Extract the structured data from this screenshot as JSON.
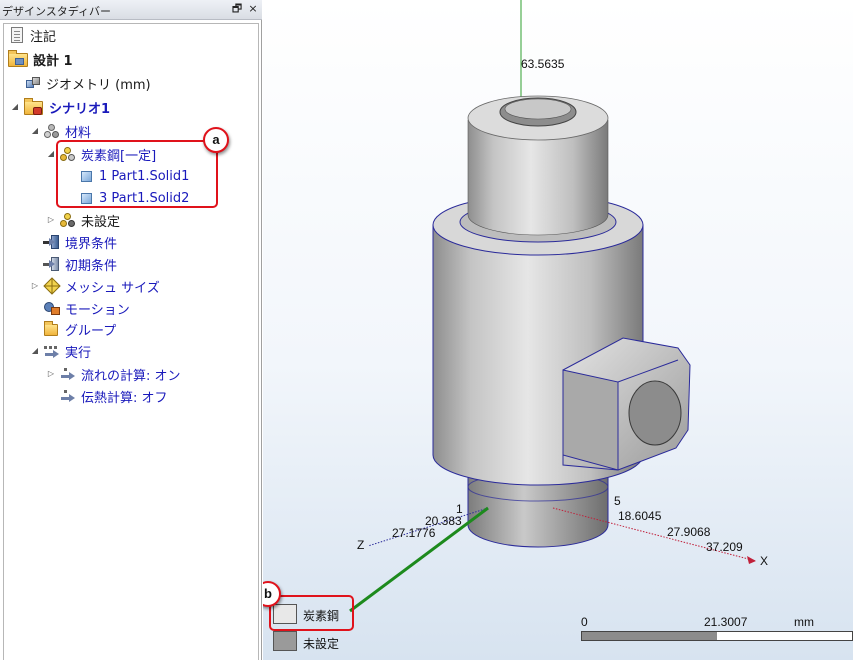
{
  "panel": {
    "title": "デザインスタディバー",
    "pin_glyph": "🗗",
    "close_glyph": "×"
  },
  "tree": {
    "annotations": "注記",
    "design": "設計 1",
    "geometry": "ジオメトリ (mm)",
    "scenario": "シナリオ1",
    "materials": "材料",
    "carbon_steel": "炭素鋼[一定]",
    "part1": "1 Part1.Solid1",
    "part2": "3 Part1.Solid2",
    "unset": "未設定",
    "boundary": "境界条件",
    "initial": "初期条件",
    "mesh": "メッシュ サイズ",
    "motion": "モーション",
    "groups": "グループ",
    "run": "実行",
    "flow_calc": "流れの計算: オン",
    "heat_calc": "伝熱計算: オフ"
  },
  "callouts": {
    "a": "a",
    "b": "b"
  },
  "viewport": {
    "dims": {
      "top": "63.5635",
      "d1": "1",
      "d2": "20.383",
      "d3": "27.1776",
      "d4": "18.6045",
      "d5": "27.9068",
      "d6": "37.209",
      "d7": "5"
    },
    "axis_z": "Z",
    "axis_x": "X",
    "axis_y_color": "#2fa02f",
    "axis_x_color": "#c0203a",
    "axis_z_color": "#2b2b9a",
    "accent_red": "#e0121b"
  },
  "legend": {
    "items": [
      {
        "label": "炭素鋼",
        "color": "#e8e8e8"
      },
      {
        "label": "未設定",
        "color": "#9a9a9a"
      }
    ],
    "scale_start": "0",
    "scale_mid": "21.3007",
    "scale_unit": "mm"
  }
}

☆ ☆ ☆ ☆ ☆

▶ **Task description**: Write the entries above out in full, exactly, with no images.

▶ **Exercise result**:
Extract the structured data from this screenshot as JSON.
{
  "panel": {
    "title": "デザインスタディバー",
    "pin_glyph": "🗗",
    "close_glyph": "×"
  },
  "tree": {
    "annotations": "注記",
    "design": "設計 1",
    "geometry": "ジオメトリ (mm)",
    "scenario": "シナリオ1",
    "materials": "材料",
    "carbon_steel": "炭素鋼[一定]",
    "part1": "1 Part1.Solid1",
    "part2": "3 Part1.Solid2",
    "unset": "未設定",
    "boundary": "境界条件",
    "initial": "初期条件",
    "mesh": "メッシュ サイズ",
    "motion": "モーション",
    "groups": "グループ",
    "run": "実行",
    "flow_calc": "流れの計算: オン",
    "heat_calc": "伝熱計算: オフ"
  },
  "callouts": {
    "a": "a",
    "b": "b"
  },
  "viewport": {
    "dims": {
      "top": "63.5635",
      "d1": "1",
      "d2": "20.383",
      "d3": "27.1776",
      "d4": "18.6045",
      "d5": "27.9068",
      "d6": "37.209",
      "d7": "5"
    },
    "axis_z": "Z",
    "axis_x": "X",
    "axis_y_color": "#2fa02f",
    "axis_x_color": "#c0203a",
    "axis_z_color": "#2b2b9a",
    "accent_red": "#e0121b"
  },
  "legend": {
    "items": [
      {
        "label": "炭素鋼",
        "color": "#e8e8e8"
      },
      {
        "label": "未設定",
        "color": "#9a9a9a"
      }
    ],
    "scale_start": "0",
    "scale_mid": "21.3007",
    "scale_unit": "mm"
  }
}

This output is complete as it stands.